Dear Visitor,

Our system has found that you are using an ad-blocking browser add-on.

We just wanted to let you know that our site content is, of course, available to you absolutely free of charge.

Our ads are the only way we have to be able to bring you the latest high-quality content, which is written by professional journalists, with the help of editors, graphic designers, and our site production and I.T. staff, as well as many other talented people who work around the clock for this site.

So, we ask you to add this site to your Ad Blocker’s "white list" or to simply disable your Ad Blocker while visiting this site.

Continue on this site freely
You are here: Home / Enterprise Software / Adobe Warns of New PDF Woes
Adobe Warns of PDF Woes, But Fix Is on the Way
Adobe Warns of PDF Woes, But Fix Is on the Way
By Carl Weinschenk / CRM Daily Like this on Facebook Tweet this Link thison Linkedin Link this on Google Plus
Adobe issued a security advisory Thursday about vulnerabilities in its Adobe Reader and Acrobat products. The company labeled the vulnerabilities critical, reflecting the highest level of severity, and indicated that software updates will be available on Tuesday, Oct. 13.

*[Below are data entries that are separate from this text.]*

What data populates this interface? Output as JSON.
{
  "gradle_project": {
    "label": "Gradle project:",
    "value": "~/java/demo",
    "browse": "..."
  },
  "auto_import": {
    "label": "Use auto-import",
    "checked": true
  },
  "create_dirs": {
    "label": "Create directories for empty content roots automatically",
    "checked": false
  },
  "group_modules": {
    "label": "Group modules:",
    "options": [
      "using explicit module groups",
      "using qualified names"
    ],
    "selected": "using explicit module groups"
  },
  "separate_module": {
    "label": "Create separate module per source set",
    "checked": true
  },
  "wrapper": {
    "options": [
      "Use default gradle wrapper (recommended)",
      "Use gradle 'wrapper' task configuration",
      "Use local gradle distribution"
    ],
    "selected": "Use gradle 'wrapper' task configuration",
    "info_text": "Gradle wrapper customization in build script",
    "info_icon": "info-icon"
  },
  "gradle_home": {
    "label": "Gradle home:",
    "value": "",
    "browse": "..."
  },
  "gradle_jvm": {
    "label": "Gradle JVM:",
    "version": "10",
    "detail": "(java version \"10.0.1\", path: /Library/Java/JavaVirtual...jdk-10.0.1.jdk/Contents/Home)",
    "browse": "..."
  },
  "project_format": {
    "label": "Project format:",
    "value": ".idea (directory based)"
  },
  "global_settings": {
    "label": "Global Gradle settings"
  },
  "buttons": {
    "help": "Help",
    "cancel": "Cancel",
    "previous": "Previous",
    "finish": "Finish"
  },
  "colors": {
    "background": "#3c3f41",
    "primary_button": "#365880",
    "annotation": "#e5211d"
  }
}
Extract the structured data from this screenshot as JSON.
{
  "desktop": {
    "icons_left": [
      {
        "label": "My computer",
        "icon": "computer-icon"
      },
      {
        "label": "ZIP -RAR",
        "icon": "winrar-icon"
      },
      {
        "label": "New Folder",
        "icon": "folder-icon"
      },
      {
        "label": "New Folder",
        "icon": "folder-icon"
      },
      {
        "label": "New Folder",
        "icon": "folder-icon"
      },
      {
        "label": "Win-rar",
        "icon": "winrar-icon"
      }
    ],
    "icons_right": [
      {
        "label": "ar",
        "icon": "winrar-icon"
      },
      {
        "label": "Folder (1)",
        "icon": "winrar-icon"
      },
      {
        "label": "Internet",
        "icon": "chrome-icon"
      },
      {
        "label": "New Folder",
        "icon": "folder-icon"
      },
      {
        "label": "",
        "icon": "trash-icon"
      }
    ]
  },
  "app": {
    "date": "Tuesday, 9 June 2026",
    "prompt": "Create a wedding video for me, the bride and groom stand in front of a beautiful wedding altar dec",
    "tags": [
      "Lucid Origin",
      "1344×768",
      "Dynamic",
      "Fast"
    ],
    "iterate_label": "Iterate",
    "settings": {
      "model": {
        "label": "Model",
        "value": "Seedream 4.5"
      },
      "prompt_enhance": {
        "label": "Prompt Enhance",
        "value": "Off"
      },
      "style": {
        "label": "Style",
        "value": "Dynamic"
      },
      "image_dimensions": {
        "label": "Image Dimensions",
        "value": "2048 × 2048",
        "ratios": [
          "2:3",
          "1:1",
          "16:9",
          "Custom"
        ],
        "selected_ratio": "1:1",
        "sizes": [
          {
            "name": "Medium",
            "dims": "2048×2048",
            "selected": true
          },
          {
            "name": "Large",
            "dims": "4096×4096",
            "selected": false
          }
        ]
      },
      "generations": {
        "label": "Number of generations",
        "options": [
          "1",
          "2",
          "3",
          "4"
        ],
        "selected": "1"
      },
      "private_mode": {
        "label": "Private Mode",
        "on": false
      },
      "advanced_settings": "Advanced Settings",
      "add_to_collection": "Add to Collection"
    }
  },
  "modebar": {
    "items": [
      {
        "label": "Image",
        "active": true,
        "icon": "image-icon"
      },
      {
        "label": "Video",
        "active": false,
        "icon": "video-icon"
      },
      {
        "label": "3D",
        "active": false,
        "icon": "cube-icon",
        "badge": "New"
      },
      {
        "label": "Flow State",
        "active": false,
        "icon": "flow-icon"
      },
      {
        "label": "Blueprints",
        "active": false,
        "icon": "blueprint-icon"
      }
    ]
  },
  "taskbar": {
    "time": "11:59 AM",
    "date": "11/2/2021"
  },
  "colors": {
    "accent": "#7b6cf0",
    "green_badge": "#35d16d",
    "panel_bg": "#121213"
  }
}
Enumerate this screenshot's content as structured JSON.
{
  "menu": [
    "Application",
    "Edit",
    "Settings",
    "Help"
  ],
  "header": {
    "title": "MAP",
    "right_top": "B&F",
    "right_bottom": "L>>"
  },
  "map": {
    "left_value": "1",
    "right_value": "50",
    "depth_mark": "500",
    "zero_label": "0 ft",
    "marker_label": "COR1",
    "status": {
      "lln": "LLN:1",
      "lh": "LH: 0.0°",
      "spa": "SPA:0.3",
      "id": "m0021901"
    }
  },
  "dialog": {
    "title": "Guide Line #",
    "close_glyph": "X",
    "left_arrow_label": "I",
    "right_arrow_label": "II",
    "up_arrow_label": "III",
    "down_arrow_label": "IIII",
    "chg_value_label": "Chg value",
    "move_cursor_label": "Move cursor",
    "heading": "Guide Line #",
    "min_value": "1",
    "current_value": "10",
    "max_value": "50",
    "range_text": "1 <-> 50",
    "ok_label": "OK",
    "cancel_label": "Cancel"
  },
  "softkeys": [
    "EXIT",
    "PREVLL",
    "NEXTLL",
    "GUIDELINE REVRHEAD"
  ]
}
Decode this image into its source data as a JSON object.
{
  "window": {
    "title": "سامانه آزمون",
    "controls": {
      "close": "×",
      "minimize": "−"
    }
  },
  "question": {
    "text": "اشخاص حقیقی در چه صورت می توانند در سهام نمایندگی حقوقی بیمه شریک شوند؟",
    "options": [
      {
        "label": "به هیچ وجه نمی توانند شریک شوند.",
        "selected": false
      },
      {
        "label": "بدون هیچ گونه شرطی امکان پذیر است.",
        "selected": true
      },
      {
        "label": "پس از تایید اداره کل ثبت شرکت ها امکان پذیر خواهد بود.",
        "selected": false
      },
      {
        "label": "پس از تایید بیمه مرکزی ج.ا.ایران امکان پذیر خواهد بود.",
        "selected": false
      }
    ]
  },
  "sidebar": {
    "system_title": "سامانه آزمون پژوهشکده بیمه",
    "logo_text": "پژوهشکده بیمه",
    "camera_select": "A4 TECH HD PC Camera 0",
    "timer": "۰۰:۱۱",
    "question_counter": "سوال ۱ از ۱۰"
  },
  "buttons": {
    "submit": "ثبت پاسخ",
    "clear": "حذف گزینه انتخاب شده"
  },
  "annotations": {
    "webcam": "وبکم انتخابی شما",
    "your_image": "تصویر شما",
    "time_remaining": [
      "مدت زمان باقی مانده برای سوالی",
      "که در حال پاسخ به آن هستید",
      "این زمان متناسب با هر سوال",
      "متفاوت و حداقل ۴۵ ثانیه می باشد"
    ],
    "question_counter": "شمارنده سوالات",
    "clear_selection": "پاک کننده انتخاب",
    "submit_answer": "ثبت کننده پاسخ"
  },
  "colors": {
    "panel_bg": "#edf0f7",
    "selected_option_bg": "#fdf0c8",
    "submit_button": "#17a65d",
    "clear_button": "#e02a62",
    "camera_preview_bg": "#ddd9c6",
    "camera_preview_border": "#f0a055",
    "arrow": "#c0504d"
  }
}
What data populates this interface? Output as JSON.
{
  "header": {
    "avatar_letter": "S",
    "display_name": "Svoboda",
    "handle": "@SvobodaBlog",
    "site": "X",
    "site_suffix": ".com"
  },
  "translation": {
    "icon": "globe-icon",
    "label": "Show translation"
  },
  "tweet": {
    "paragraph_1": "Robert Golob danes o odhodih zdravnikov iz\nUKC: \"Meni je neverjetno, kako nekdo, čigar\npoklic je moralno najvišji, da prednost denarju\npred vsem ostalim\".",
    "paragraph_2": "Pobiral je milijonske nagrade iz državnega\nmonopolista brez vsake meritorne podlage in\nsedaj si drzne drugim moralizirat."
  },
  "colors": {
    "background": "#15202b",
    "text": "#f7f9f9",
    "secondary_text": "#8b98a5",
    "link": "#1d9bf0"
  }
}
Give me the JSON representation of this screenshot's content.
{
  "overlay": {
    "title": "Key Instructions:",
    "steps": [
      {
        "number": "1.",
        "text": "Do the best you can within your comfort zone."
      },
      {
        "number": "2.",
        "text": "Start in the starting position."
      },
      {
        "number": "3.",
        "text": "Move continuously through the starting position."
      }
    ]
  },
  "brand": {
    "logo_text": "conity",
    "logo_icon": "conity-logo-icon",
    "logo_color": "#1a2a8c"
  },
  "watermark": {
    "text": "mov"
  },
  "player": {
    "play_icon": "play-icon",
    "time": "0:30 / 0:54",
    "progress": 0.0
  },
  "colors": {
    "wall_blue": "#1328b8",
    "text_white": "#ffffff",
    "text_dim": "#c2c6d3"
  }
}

A number of Adobe products and all platforms are involved. The update will cover Adobe Reader 9.1.3, Acrobat 9.1.3, Adobe Reader 8.1.6, and Acrobat 8.1.6 for Windows, Macintosh and UNIX. The updates also will cover Adobe Reader 7.1.3 and Acrobat 7.1.3 for Windows and Macintosh.

If unpatched, malicious code carried in downloaded PDF documents can be executed and damage can be caused by viruses, Trojans or other malware if the file is opened by the user. Attacks have been seen in the wild targeting Windows using Adobe Reader and Acrobat 9.1.3. The advisory said that computers with Data Execution Prevention (DEP) enabled on the Windows Vista operating system are not impacted.

The alert also said the variants observed in the field are neutralized if JavaScript is disabled. However, the company warned that the base vulnerability may be used for exploits that don't involve JavaScript.

So Far, Limited Impact

Brad Arkin, director of product security and privacy for Adobe, said the company has information on "about a half-dozen" attacks. He said next Tuesday's security update is the second of two on the company's schedule. The first was released June 9. A response to the attacks has been folded into the second update, he said.

Ryan Naraine, a security evangelist for Kaspersky Labs, said the attacks seem to be aimed at corporate and business types. "This is a big deal for two reasons. One is that it is not patched yet, and two is that there already are attacks happening. That means that malicious hackers got hold of this vulnerability before Adobe did."

Targeting Adobe

Researchers agree that Adobe is a big target. Ben Greenbaum, senior research manager for Symantec Security Response, said Adobe is now squarely in the limelight, at least as far as crackers are concerned.

"I wouldn't say it is becoming a larger target, but it certainly has been a large target for a while. By that, I mean the past two or three years."

Naraine added that Adobe has had a busy year. "This is the fourth [attack] this year," he said. "That's not every week or every other week, but four times per year is considered a lot."

Greenbaum said there is no special protection against contaminated PDF documents. Best-practice security should be exercised, he said, including common sense, making sure that security software is up to date, and automatic updates are turned on. He joined the others in urging users to take advantage of the patch as soon as it becomes available on Tuesday.

Tell Us What You Think


Like Us on FacebookFollow Us on Twitter

Over the past decade, hospitals have been busy upgrading their systems from paper to electronic health records. Unfortunately, spending so much on EHR may have left insufficient funds for security.
The British government officially blamed Russia for waging the so-called NotPetya cyberattack that infected computers across Ukraine before spreading to systems in the U.S. and beyond.
© Copyright 2018 NewsFactor Network. All rights reserved. Member of Accuserve Ad Network.